Groups vary in size and strength—and the greater their size and strength, the greater the leveling and simplifying power of the group will. It is far more difficult to stop or to change the direction of a moving herd than it is for a single individual to stop and/or redirect his own steps. In order for a single individual to change the powerful but blind will of a mob, he must not only be extraordinarily persuasive, but there must also be a latent willingness within the soul of the mob to listen to the exceptional orator. An example was provided by the great willingness on the part of Soviet society to listen to Gorbachev when the time came for dramatic reforms. If the individual orator is insufficiently persuasive, he will be unable to rouse that hidden seed of willingness and the status quo will prevail. Or, if that potential for redirection is not present, the blandishments and cajoleries of even the most impressive orators will fail to elicit any notable response from the intractable crowd. Only when these two come together—extraordinary persuasiveness on the part of the inspired leader or spokesman and a fundamental, if latent, readiness for change, on the part of the group—for a new direction, a new myth, a new vision—only then will the ground shift. The group may be as small as a board of directors for corporation or as large as the amassed members of a culture or a shared language.
 Jung is careful to make a noteworthy distinction between individuation and mere individual-ism:

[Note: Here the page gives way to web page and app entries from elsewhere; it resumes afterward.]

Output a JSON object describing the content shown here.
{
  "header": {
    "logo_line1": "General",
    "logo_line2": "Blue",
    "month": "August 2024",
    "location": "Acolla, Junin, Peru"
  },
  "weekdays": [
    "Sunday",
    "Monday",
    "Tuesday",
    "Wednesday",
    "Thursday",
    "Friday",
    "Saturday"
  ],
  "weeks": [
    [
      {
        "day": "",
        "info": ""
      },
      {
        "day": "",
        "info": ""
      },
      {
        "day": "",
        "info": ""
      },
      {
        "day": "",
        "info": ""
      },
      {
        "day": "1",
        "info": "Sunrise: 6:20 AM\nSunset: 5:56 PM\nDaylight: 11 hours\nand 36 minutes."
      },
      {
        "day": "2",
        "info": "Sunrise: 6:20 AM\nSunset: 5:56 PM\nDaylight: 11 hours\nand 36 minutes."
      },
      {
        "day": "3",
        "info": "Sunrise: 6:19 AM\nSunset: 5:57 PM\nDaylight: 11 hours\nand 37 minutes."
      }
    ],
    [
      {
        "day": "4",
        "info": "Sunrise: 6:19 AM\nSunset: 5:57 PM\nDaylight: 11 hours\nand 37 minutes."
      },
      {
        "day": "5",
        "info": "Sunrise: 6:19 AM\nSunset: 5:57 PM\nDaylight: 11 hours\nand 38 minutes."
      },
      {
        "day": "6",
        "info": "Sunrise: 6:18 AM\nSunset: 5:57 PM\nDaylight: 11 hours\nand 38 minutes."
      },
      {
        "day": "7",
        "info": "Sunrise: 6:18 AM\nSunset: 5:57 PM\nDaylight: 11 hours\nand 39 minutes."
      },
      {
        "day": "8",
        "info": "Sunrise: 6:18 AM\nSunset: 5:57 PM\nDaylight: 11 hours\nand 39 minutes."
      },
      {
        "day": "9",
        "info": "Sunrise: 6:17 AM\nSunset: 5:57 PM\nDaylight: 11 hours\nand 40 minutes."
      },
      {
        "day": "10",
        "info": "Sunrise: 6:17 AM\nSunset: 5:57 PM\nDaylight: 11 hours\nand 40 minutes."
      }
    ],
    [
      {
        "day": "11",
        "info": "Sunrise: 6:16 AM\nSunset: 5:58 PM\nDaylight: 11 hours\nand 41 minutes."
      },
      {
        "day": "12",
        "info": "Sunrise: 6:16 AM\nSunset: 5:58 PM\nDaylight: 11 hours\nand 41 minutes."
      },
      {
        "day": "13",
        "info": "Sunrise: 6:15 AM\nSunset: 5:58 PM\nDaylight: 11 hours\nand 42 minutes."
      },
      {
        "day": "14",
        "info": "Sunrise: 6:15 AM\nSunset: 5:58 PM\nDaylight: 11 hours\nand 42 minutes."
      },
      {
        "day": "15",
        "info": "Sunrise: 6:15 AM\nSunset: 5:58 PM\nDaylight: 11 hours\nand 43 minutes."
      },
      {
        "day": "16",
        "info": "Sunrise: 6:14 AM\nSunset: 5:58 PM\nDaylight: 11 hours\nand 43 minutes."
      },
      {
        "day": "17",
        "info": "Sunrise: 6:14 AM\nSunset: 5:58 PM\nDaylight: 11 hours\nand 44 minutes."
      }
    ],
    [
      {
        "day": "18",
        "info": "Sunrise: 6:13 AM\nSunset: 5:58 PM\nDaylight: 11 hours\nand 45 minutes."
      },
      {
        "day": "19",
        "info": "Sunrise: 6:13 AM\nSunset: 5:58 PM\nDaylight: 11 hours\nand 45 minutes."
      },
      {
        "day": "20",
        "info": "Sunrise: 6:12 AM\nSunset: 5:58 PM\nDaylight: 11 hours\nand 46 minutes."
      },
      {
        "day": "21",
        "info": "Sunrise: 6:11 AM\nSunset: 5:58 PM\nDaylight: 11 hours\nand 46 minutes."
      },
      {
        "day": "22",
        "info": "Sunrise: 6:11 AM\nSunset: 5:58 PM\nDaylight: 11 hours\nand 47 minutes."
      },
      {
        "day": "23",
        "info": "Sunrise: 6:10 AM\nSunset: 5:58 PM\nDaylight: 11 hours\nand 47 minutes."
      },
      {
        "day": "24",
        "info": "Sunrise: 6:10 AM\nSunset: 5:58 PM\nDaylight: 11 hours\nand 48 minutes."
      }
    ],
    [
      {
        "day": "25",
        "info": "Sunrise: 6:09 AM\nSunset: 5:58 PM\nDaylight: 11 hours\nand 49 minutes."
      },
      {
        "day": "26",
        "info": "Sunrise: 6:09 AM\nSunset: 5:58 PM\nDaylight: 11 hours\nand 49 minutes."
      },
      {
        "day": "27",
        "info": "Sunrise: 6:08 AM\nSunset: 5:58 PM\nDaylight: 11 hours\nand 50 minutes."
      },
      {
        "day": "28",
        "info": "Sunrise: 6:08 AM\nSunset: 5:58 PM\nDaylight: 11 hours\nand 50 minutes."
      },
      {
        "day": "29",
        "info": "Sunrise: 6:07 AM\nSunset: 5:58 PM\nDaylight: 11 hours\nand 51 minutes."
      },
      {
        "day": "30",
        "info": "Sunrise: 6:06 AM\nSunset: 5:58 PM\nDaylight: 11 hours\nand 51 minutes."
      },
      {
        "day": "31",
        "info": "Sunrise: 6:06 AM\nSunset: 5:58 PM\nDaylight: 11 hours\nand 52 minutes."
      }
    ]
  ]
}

Individuation is always to some extent opposed to collective norms, since it means separation and differentiation from the general and a building up of the particular—not a particularity that is sought out, but one that is already ingrained in the psychic constitution. The opposition to the collective norm, however, is only apparent, since closer examination shows that the individual standpoint is not antagonistic to it, but only differently oriented. The individual way can never be directly opposed to the collective norm, because the opposite of the collective norm could only be another, but contrary, norm. But the individual way can, by definition, never be a norm. A norm is the product of the totality of individual ways, and its justification and beneficial effect are contingent upon the existence of individual ways that need from time to time to orient to a norm. A norm serves no purpose when it possesses absolute validity. A real conflict with the collective norm arises only when an individual way is raised to a norm, which is the actual aim of extreme individualism. Naturally, this aim is pathological and inimical to life. It has, accordingly, nothing to do with individuation, which, though it may strike out on an individual bypath, precisely on that account needs the norm for its orientation to society and for the vitally necessary relationship of the individual to society. Individuation, therefore, leads to a natural esteem for the collective norm, but if the orientation is exclusively collective the norm becomes increasingly superfluous and morality goes to pieces. The more a man’s life is shaped by the collective norm, the greater is his individual immorality. (C.G. Jung; CW, vol. 6, par. 761)